George Lucas chooses Chicago for his planned museum

George Lucas chooses Chicago for his planned museum
George Lucas at the Apollo Spring Gala and 80th Anniversary Celebration in New York earlier this month. (Dave Kotinsky / Getty Images)

The Force is officially with the city of Chicago.

After months of deliberation, George Lucas has chosen the Windy City for his planned museum that will feature his personal art collection as well as exhibitions devoted to the digital arts and the movies. The choice was confirmed Tuesday by a Lucas spokesman as well as a spokeswoman for Chicago Mayor Rahm Emanuel.

"We are honored to be partnering with the city of Chicago and the many cultural, educational and community groups that have come forward with ideas about how the LMNA [Lucas Museum of Narrative Arts] will add to their vibrant work," Lucas said in an announcement Tuesday. "I am humbled to be joining such an extraordinary museum community and to be creating the museum in a city that has a long tradition of embracing the arts."

The "Star Wars" director was considering San Francisco as a possible location for his museum. This month Los Angeles also threw its hat into the ring with a social media campaign spearheaded by Mayor Eric Garcetti. It remains unclear if Lucas ever considered L.A.

The official name of the museum will be the Lucas Museum of Narrative Arts, changed from the Lucas Cultural Arts Museum.

The museum, which Lucas said he hopes will open in 2018, will be built on a site proposed by Chicago officials -- the city's lakefront museum campus that also serves as home to the Shedd Aquarium and Field Museum.

Lucas is married to Chicago native Mellody Hobson, who is president of Chicago-based Ariel Investments.

The director had expressed interest in a San Francisco site across from Crissy Field. But earlier this year, the Presidio Trust rejected that site and instead offered the filmmaker a location near his Letterman Digital Arts Center. San Francisco Mayor Edwin Lee later proposed a 2.3-acre lot across from the city's Embarcadero.
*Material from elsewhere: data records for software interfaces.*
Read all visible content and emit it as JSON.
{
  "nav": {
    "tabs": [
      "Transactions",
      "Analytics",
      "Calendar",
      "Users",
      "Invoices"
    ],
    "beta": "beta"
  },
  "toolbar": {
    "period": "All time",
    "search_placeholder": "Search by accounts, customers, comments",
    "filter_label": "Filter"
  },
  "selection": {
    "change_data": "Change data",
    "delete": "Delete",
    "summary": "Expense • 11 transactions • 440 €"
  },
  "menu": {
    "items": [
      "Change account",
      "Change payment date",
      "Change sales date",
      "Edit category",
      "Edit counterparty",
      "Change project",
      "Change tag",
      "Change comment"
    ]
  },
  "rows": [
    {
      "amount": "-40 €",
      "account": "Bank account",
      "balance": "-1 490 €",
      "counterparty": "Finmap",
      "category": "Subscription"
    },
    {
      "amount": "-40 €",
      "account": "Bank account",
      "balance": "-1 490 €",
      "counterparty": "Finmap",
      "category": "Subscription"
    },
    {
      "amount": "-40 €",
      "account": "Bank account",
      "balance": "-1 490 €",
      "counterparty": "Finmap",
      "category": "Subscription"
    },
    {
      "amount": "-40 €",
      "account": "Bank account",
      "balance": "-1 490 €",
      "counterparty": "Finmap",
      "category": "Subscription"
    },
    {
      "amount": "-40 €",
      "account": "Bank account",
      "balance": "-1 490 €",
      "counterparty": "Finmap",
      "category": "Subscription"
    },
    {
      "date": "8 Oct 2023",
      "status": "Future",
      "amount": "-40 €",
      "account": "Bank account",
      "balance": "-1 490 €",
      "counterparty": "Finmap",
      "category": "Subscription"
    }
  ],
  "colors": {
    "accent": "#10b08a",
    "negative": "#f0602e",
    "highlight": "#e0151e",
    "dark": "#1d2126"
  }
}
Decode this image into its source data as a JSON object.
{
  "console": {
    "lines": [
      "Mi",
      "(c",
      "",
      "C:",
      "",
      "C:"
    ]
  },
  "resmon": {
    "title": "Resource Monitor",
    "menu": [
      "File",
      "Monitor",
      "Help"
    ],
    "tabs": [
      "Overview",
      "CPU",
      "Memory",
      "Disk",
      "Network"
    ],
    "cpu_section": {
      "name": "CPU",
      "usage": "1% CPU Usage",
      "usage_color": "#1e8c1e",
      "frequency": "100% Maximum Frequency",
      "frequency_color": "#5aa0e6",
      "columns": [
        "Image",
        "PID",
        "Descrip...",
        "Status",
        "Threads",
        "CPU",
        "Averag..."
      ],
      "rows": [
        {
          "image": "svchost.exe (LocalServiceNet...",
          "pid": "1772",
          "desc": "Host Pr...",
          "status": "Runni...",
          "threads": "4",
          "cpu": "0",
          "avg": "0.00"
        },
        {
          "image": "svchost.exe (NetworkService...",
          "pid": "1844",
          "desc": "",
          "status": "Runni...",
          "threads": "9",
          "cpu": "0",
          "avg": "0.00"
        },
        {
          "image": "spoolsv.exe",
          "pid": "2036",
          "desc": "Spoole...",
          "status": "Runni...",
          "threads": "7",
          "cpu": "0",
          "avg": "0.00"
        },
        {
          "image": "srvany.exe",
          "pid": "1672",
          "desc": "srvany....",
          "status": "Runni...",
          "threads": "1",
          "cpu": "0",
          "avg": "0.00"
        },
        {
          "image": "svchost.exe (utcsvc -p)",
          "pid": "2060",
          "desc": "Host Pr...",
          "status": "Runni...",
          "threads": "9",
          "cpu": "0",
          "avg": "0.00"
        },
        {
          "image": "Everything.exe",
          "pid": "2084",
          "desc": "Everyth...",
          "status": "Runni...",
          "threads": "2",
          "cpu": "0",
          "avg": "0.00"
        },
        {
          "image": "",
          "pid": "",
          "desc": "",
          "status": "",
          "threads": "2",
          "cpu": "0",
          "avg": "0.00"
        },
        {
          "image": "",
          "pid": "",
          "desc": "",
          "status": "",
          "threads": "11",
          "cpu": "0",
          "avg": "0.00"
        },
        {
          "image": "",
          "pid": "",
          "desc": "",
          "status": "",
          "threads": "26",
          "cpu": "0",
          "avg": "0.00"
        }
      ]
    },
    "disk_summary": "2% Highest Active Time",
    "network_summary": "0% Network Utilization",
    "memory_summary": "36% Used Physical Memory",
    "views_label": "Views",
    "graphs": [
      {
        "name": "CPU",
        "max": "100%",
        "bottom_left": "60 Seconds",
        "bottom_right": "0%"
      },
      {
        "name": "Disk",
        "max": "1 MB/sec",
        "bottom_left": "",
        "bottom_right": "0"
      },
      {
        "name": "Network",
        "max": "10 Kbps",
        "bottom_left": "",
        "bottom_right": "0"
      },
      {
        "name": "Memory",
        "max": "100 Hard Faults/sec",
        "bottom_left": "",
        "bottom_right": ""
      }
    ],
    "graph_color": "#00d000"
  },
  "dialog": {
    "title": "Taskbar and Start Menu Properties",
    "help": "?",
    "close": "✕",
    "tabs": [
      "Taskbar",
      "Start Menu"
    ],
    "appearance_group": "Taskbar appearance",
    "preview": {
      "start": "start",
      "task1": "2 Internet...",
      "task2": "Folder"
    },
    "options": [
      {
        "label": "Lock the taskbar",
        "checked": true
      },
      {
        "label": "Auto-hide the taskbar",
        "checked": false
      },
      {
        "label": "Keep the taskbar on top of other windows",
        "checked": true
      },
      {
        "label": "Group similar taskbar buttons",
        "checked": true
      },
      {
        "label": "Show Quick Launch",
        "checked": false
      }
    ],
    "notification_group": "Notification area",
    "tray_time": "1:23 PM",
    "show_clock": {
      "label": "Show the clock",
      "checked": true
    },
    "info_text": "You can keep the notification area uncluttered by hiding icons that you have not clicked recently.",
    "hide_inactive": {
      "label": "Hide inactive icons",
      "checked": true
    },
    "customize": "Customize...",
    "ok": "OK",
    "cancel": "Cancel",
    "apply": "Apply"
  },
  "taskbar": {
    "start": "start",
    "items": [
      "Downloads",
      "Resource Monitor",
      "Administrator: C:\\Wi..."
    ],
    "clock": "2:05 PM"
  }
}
L.A. had proposed a location near the University of Southern California, where Lucas studied filmmaking. The site was the Los Angeles Memorial Sports Arena, which has served as a venue for sporting and music events.

Lucas' museum is expected to cost hundreds of millions of dollars to construct, with some published reports putting the price tag as high as $700 million.

Twitter: @DavidNgLAT